Saturday, November 6, 2010

In My Daughter's Words

My daughter is a chip off the old block...and by that, I mean she is the feminine version of my husband. I've been worried about her and how she is dealing with my recurrence. She, like my husband, hasn't been talking to anyone about it. She only told one of her friends. I've spilled the beans on it to more than she has.

She, and my husband, tend to just stuff it. They are scared, but they won't verbalize it. Often, the way my husband's family deals with significant troubles is just to put themselves into a state of denial.

My daughter is a senior and is applying to various colleges. This is her essay in her application to honors college to a public Ohio University. I'm sharing it with you because I think it is pretty good, especially for a girl who hates to read and despises writing even more (see? none of my genes are present!).

"I want to know how to get the most out of my time on earth. Albert Einstein once said “Once you stop learning, you start dying.” There is no point in continuing if you know everything, and do not learn from your mistakes. I want to seize the day. If a day goes by where I have not accomplished something, learned something, or most importantly had fun, it is a waste of precious time. We are not immortal, and eventually we will all die. For all we know, we could die tomorrow in a car crash, or next year of cancer. Instead of being afraid of death, I want to learn to live life now. When I die, I want to know that I have lived a fulfilling life, and done all I could possibly have done.

Conversely, I have not always lived my life with this philosophy. This realization is rather recent, and my relationship with my mother has played a huge role in it. Until this year I really didn’t have much motivation. I didn’t have a drive to want to learn, everything I ever really wanted to know, my mother already knew. If I had a question, I would ask her, and she would know. Most of the time I found her wide range of knowledge annoying. I would want to know who the third President was, or when the first airplane was made, and I would get an answer to my question, and all else there is to know on the topic.

Unfortunately, right before my senior year, in May, my mother’s cancer returned. In 1994 she had it in her breast and underwent chemo and radiation. In 1997, it returned as stage IV, in her breast and pelvis. After a tough fight, as I moved on to first grade, she moved on from the disease. Until this year she has been clean, that’s thirteen years, cancer-free. Sadly, cancer never really leaves and next week she will undergo her first round of chemo. It has spread to her ribs, sternum, shoulder, and hip.

Knowing how cancer works, and the intensity of what my mother is fighting, I am smart enough to realize she will not be around forever. I have to learn how to still ask questions, but find the answers on my own.
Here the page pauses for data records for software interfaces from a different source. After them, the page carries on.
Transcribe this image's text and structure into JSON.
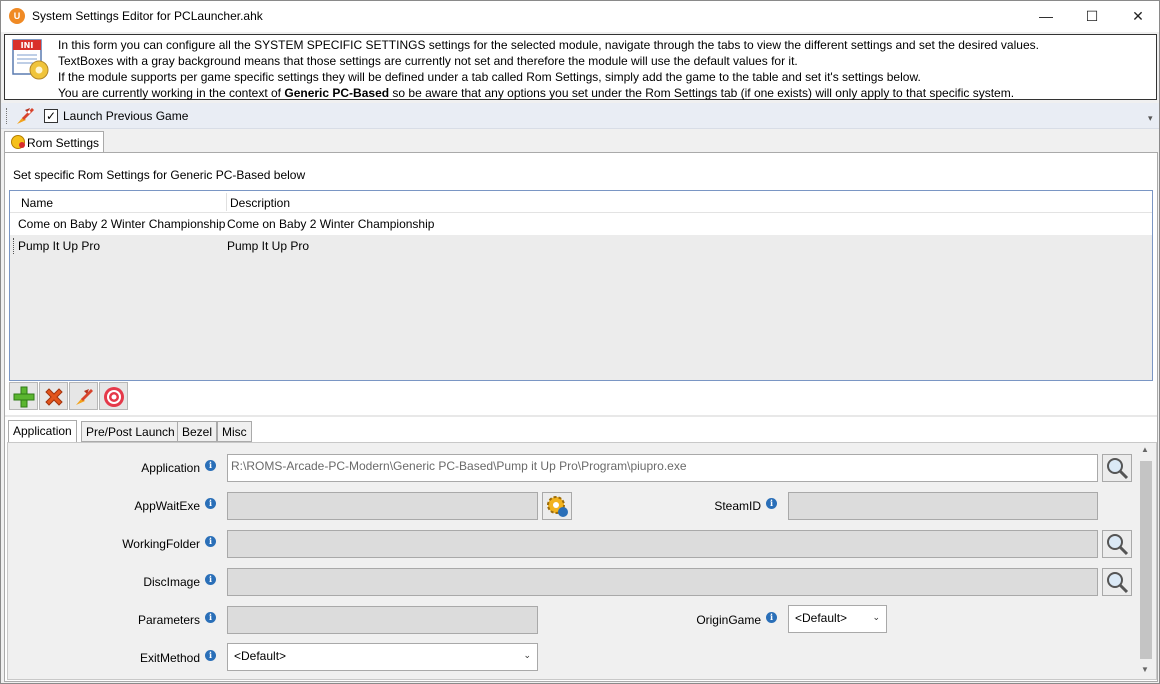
{
  "window": {
    "title": "System Settings Editor for PCLauncher.ahk",
    "icon_label": "U",
    "controls": {
      "minimize": "—",
      "maximize": "☐",
      "close": "✕"
    }
  },
  "info_header": {
    "icon": "ini-file-icon",
    "icon_label": "INI",
    "line1": "In this form you can configure all the SYSTEM SPECIFIC SETTINGS settings for the selected module, navigate through the tabs to view the different settings and set the desired values.",
    "line2": "TextBoxes with a gray background means that those settings are currently not set and therefore the module will use the default values for it.",
    "line3": "If the module supports per game specific settings they will be defined under a tab called Rom Settings, simply add the game to the table and set it's settings below.",
    "line4_pre": "You are currently working in the context of ",
    "line4_bold": "Generic PC-Based",
    "line4_post": " so be aware that any options you set under the Rom Settings tab (if one exists) will only apply to that specific system."
  },
  "toolbar": {
    "launch_checked": "✓",
    "launch_label": "Launch Previous Game",
    "more_glyph": "▾"
  },
  "outer_tab": {
    "label": "Rom Settings"
  },
  "rom_section": {
    "caption": "Set specific Rom Settings for Generic PC-Based below",
    "columns": [
      "Name",
      "Description"
    ],
    "rows": [
      {
        "name": "Come on Baby 2 Winter Championship",
        "description": "Come on Baby 2 Winter Championship"
      },
      {
        "name": "Pump It Up Pro",
        "description": "Pump It Up Pro"
      }
    ],
    "buttons": [
      "add-icon",
      "delete-icon",
      "launch-icon",
      "target-icon"
    ]
  },
  "inner_tabs": [
    "Application",
    "Pre/Post Launch",
    "Bezel",
    "Misc"
  ],
  "fields": {
    "application": {
      "label": "Application",
      "value": "R:\\ROMS-Arcade-PC-Modern\\Generic PC-Based\\Pump it Up Pro\\Program\\piupro.exe"
    },
    "appwaitexe": {
      "label": "AppWaitExe",
      "value": ""
    },
    "steamid": {
      "label": "SteamID",
      "value": ""
    },
    "workingfolder": {
      "label": "WorkingFolder",
      "value": ""
    },
    "discimage": {
      "label": "DiscImage",
      "value": ""
    },
    "parameters": {
      "label": "Parameters",
      "value": ""
    },
    "origingame": {
      "label": "OriginGame",
      "value": "<Default>"
    },
    "exitmethod": {
      "label": "ExitMethod",
      "value": "<Default>"
    }
  },
  "glyphs": {
    "info": "i",
    "dropdown": "⌄",
    "scroll_up": "▲",
    "scroll_down": "▼"
  }
}
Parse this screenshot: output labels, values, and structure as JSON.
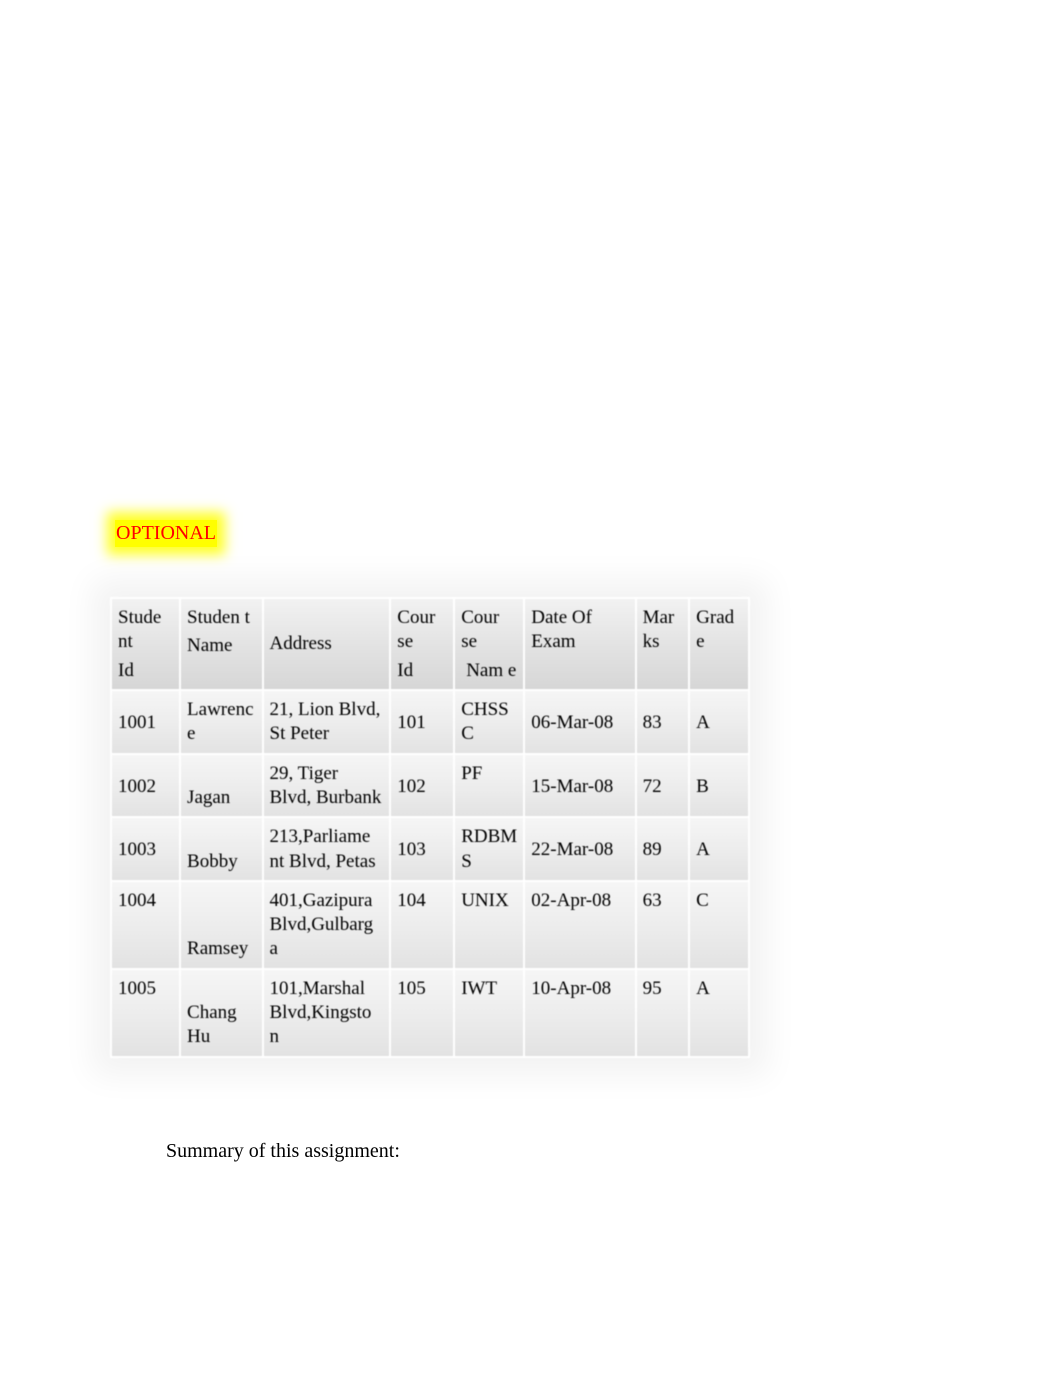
{
  "label": {
    "optional": "OPTIONAL"
  },
  "table": {
    "headers": {
      "student_id_l1": "Stude nt",
      "student_id_l2": "Id",
      "student_name_l1": "Studen t",
      "student_name_l2": "Name",
      "address": "Address",
      "course_id_l1": "Cour se",
      "course_id_l2": "Id",
      "course_name_l1": "Cour se",
      "course_name_l2": "Nam e",
      "date_of_exam": "Date Of Exam",
      "marks": "Mar ks",
      "grade": "Grad e"
    },
    "rows": [
      {
        "student_id": "1001",
        "student_name": "Lawrenc e",
        "address": "21, Lion Blvd, St Peter",
        "course_id": "101",
        "course_name": "CHSS C",
        "date_of_exam": "06-Mar-08",
        "marks": "83",
        "grade": "A"
      },
      {
        "student_id": "1002",
        "student_name": "Jagan",
        "address": "29, Tiger Blvd, Burbank",
        "course_id": "102",
        "course_name": "PF",
        "date_of_exam": "15-Mar-08",
        "marks": "72",
        "grade": "B"
      },
      {
        "student_id": "1003",
        "student_name": "Bobby",
        "address": "213,Parliame nt Blvd, Petas",
        "course_id": "103",
        "course_name": "RDBM S",
        "date_of_exam": "22-Mar-08",
        "marks": "89",
        "grade": "A"
      },
      {
        "student_id": "1004",
        "student_name": "Ramsey",
        "address": "401,Gazipura Blvd,Gulbarg a",
        "course_id": "104",
        "course_name": "UNIX",
        "date_of_exam": "02-Apr-08",
        "marks": "63",
        "grade": "C"
      },
      {
        "student_id": "1005",
        "student_name": "Chang Hu",
        "address": "101,Marshal Blvd,Kingsto n",
        "course_id": "105",
        "course_name": "IWT",
        "date_of_exam": "10-Apr-08",
        "marks": "95",
        "grade": "A"
      }
    ]
  },
  "summary_text": "Summary of this assignment:"
}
What I really want to know, you can not take a class, or read a book to learn. I want to know how to be strong, and fight like my mother. I come from a line of strong women, women who speak up for themselves, make their own money, and make their own life. They do not need anyone to help them through it. I am still young and do not feel like there is anyway I can live up to these women. I have a huge legacy to follow, and have already wasted precious time.

I am not one to lie, during the early years of my schooling I did not challenge myself much. My personality is not competitive and as long as I got all A’s, my parents were satisfied. I had a care free childhood. Even my pre-teens, in a private school weren’t terribly challenging. Until sophomore year, I didn’t know what hard work was. I now know what it takes to struggle, and learn something new. Battling through new material has been draining, but I feel refreshed, and renewed, everyday.

As I am also a cross country runner, I know what accomplishment feels like. Every week I get done with a ten mile run and feel fulfilled. Lately, learning has given me even more of a rush. I feel as if every moment I spend not challenging myself, I am wasting my time.

My time is precious. If I am to live up even slightly to my mother’s legacy, I should have started studying a few years ago. Actually, I should have started reading much more in third grade. I am not the common overachiever. In fact, I would describe myself as faithful procrastinator. Strangely, there is a drive in me, probably from my mother, that makes me dive into my work and finish it. Once I get into something like a math assignment, organizing a team event, or writing a paper, I put two-hundred percent effort into it. This has always been the case.

Again, I am not your typical overachiever. I did not apply to Harvard as a “reach school,” nor did I take a chance at North Carolina. I want to be at a school that fits me, and my lifestyle. No matter where I end up, I know I am going to make the most of it. Being a part of the Honors Program is a step toward my future, full of challenges and life. "

I guess she'll be least this is a good step forward. I'm pretty proud of her. She's got a lot of growing to do, but I think she'll do just fine. Maybe she is a chip off her mother's block as well.


  1. WHat words are there to say? This is a wonderful tribute to the two of you.